Exercise goal
Copy the data exactly. Images are the one exception.

(Dataset rows describing interfaces)
+ + +
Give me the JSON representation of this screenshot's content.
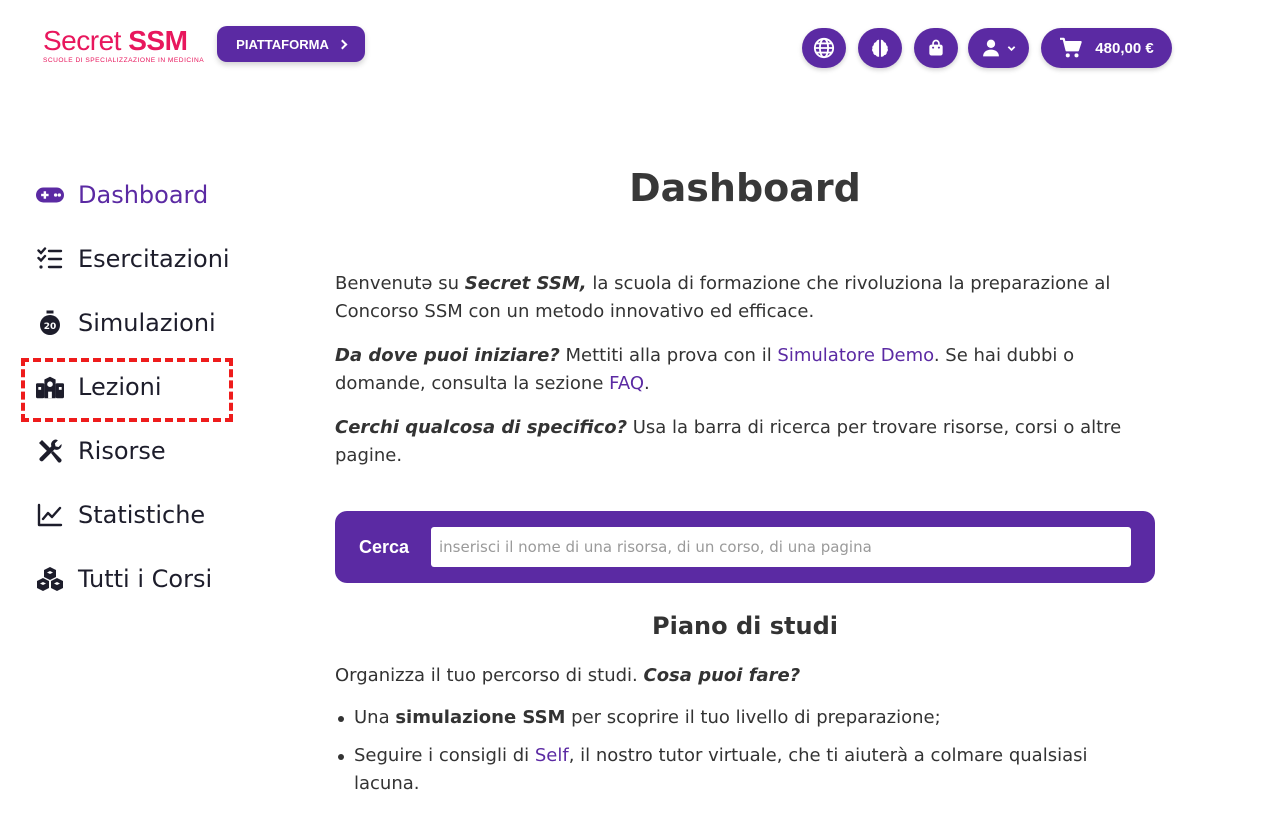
{
  "colors": {
    "accent": "#5b2aa3",
    "brand": "#e8175d",
    "highlight": "#ee1c1c"
  },
  "header": {
    "logo_main": "Secret SSM",
    "logo_secret": "Secret",
    "logo_ssm": "SSM",
    "logo_sub": "SCUOLE DI SPECIALIZZAZIONE IN MEDICINA",
    "platform_label": "PIATTAFORMA",
    "icons": [
      "globe-icon",
      "brain-icon",
      "bag-icon",
      "user-icon",
      "cart-icon"
    ],
    "cart_total": "480,00 €"
  },
  "sidebar": {
    "items": [
      {
        "label": "Dashboard",
        "icon": "gamepad-icon",
        "active": true
      },
      {
        "label": "Esercitazioni",
        "icon": "checklist-icon"
      },
      {
        "label": "Simulazioni",
        "icon": "stopwatch-icon"
      },
      {
        "label": "Lezioni",
        "icon": "school-icon",
        "highlighted": true
      },
      {
        "label": "Risorse",
        "icon": "tools-icon"
      },
      {
        "label": "Statistiche",
        "icon": "chart-line-icon"
      },
      {
        "label": "Tutti i Corsi",
        "icon": "cubes-icon"
      }
    ]
  },
  "main": {
    "title": "Dashboard",
    "intro": {
      "p1_prefix": "Benvenutə su ",
      "p1_brand": "Secret SSM,",
      "p1_suffix": " la scuola di formazione che rivoluziona la preparazione al Concorso SSM con un metodo innovativo ed efficace.",
      "p2_lead": "Da dove puoi iniziare?",
      "p2_mid": " Mettiti alla prova con il ",
      "p2_link1": "Simulatore Demo",
      "p2_mid2": ". Se hai dubbi o domande, consulta la sezione ",
      "p2_link2": "FAQ",
      "p2_end": ".",
      "p3_lead": "Cerchi qualcosa di specifico?",
      "p3_rest": " Usa la barra di ricerca per trovare risorse, corsi o altre pagine."
    },
    "search": {
      "label": "Cerca",
      "placeholder": "inserisci il nome di una risorsa, di un corso, di una pagina",
      "value": ""
    },
    "plan": {
      "title": "Piano di studi",
      "intro_text": "Organizza il tuo percorso di studi. ",
      "intro_italic": "Cosa puoi fare?",
      "bullet1_prefix": "Una ",
      "bullet1_bold": "simulazione SSM",
      "bullet1_suffix": " per scoprire il tuo livello di preparazione;",
      "bullet2_prefix": "Seguire i consigli di ",
      "bullet2_link": "Self",
      "bullet2_suffix": ", il nostro tutor virtuale, che ti aiuterà a colmare qualsiasi lacuna."
    }
  }
}
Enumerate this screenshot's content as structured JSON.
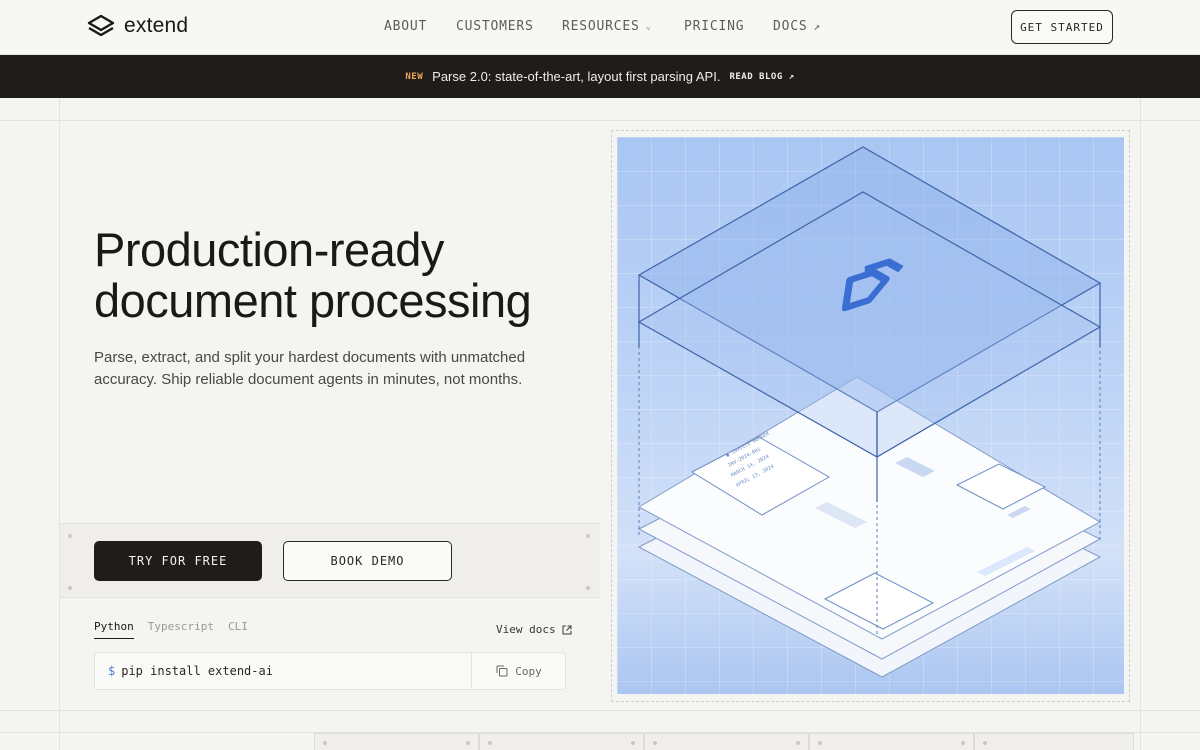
{
  "brand": {
    "name": "extend"
  },
  "nav": {
    "items": [
      {
        "label": "ABOUT"
      },
      {
        "label": "CUSTOMERS"
      },
      {
        "label": "RESOURCES"
      },
      {
        "label": "PRICING"
      },
      {
        "label": "DOCS"
      }
    ],
    "cta": "GET STARTED"
  },
  "banner": {
    "badge": "NEW",
    "message": "Parse 2.0: state-of-the-art, layout first parsing API.",
    "link": "READ BLOG"
  },
  "hero": {
    "title_line1": "Production-ready",
    "title_line2": "document processing",
    "subtitle": "Parse, extract, and split your hardest documents with unmatched accuracy. Ship reliable document agents in minutes, not months.",
    "primary_button": "TRY FOR FREE",
    "secondary_button": "BOOK DEMO"
  },
  "code": {
    "tabs": [
      {
        "label": "Python"
      },
      {
        "label": "Typescript"
      },
      {
        "label": "CLI"
      }
    ],
    "view_docs": "View docs",
    "prompt": "$",
    "command": "pip install extend-ai",
    "copy_label": "Copy"
  },
  "colors": {
    "accent_blue": "#4a7fd6",
    "banner_badge": "#f0a55a",
    "dark": "#1f1c1a"
  }
}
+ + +
Answer box
Give me the JSON representation of this screenshot's content.
{
  "colors": {
    "accent": "#5b2aa3",
    "brand": "#e8175d",
    "highlight": "#ee1c1c"
  },
  "header": {
    "logo_main": "Secret SSM",
    "logo_secret": "Secret",
    "logo_ssm": "SSM",
    "logo_sub": "SCUOLE DI SPECIALIZZAZIONE IN MEDICINA",
    "platform_label": "PIATTAFORMA",
    "icons": [
      "globe-icon",
      "brain-icon",
      "bag-icon",
      "user-icon",
      "cart-icon"
    ],
    "cart_total": "480,00 €"
  },
  "sidebar": {
    "items": [
      {
        "label": "Dashboard",
        "icon": "gamepad-icon",
        "active": true
      },
      {
        "label": "Esercitazioni",
        "icon": "checklist-icon"
      },
      {
        "label": "Simulazioni",
        "icon": "stopwatch-icon"
      },
      {
        "label": "Lezioni",
        "icon": "school-icon",
        "highlighted": true
      },
      {
        "label": "Risorse",
        "icon": "tools-icon"
      },
      {
        "label": "Statistiche",
        "icon": "chart-line-icon"
      },
      {
        "label": "Tutti i Corsi",
        "icon": "cubes-icon"
      }
    ]
  },
  "main": {
    "title": "Dashboard",
    "intro": {
      "p1_prefix": "Benvenutə su ",
      "p1_brand": "Secret SSM,",
      "p1_suffix": " la scuola di formazione che rivoluziona la preparazione al Concorso SSM con un metodo innovativo ed efficace.",
      "p2_lead": "Da dove puoi iniziare?",
      "p2_mid": " Mettiti alla prova con il ",
      "p2_link1": "Simulatore Demo",
      "p2_mid2": ". Se hai dubbi o domande, consulta la sezione ",
      "p2_link2": "FAQ",
      "p2_end": ".",
      "p3_lead": "Cerchi qualcosa di specifico?",
      "p3_rest": " Usa la barra di ricerca per trovare risorse, corsi o altre pagine."
    },
    "search": {
      "label": "Cerca",
      "placeholder": "inserisci il nome di una risorsa, di un corso, di una pagina",
      "value": ""
    },
    "plan": {
      "title": "Piano di studi",
      "intro_text": "Organizza il tuo percorso di studi. ",
      "intro_italic": "Cosa puoi fare?",
      "bullet1_prefix": "Una ",
      "bullet1_bold": "simulazione SSM",
      "bullet1_suffix": " per scoprire il tuo livello di preparazione;",
      "bullet2_prefix": "Seguire i consigli di ",
      "bullet2_link": "Self",
      "bullet2_suffix": ", il nostro tutor virtuale, che ti aiuterà a colmare qualsiasi lacuna."
    }
  }
}
Enumerate this screenshot's content as structured JSON.
{
  "brand": {
    "name": "extend"
  },
  "nav": {
    "items": [
      {
        "label": "ABOUT"
      },
      {
        "label": "CUSTOMERS"
      },
      {
        "label": "RESOURCES"
      },
      {
        "label": "PRICING"
      },
      {
        "label": "DOCS"
      }
    ],
    "cta": "GET STARTED"
  },
  "banner": {
    "badge": "NEW",
    "message": "Parse 2.0: state-of-the-art, layout first parsing API.",
    "link": "READ BLOG"
  },
  "hero": {
    "title_line1": "Production-ready",
    "title_line2": "document processing",
    "subtitle": "Parse, extract, and split your hardest documents with unmatched accuracy. Ship reliable document agents in minutes, not months.",
    "primary_button": "TRY FOR FREE",
    "secondary_button": "BOOK DEMO"
  },
  "code": {
    "tabs": [
      {
        "label": "Python"
      },
      {
        "label": "Typescript"
      },
      {
        "label": "CLI"
      }
    ],
    "view_docs": "View docs",
    "prompt": "$",
    "command": "pip install extend-ai",
    "copy_label": "Copy"
  },
  "colors": {
    "accent_blue": "#4a7fd6",
    "banner_badge": "#f0a55a",
    "dark": "#1f1c1a"
  }
}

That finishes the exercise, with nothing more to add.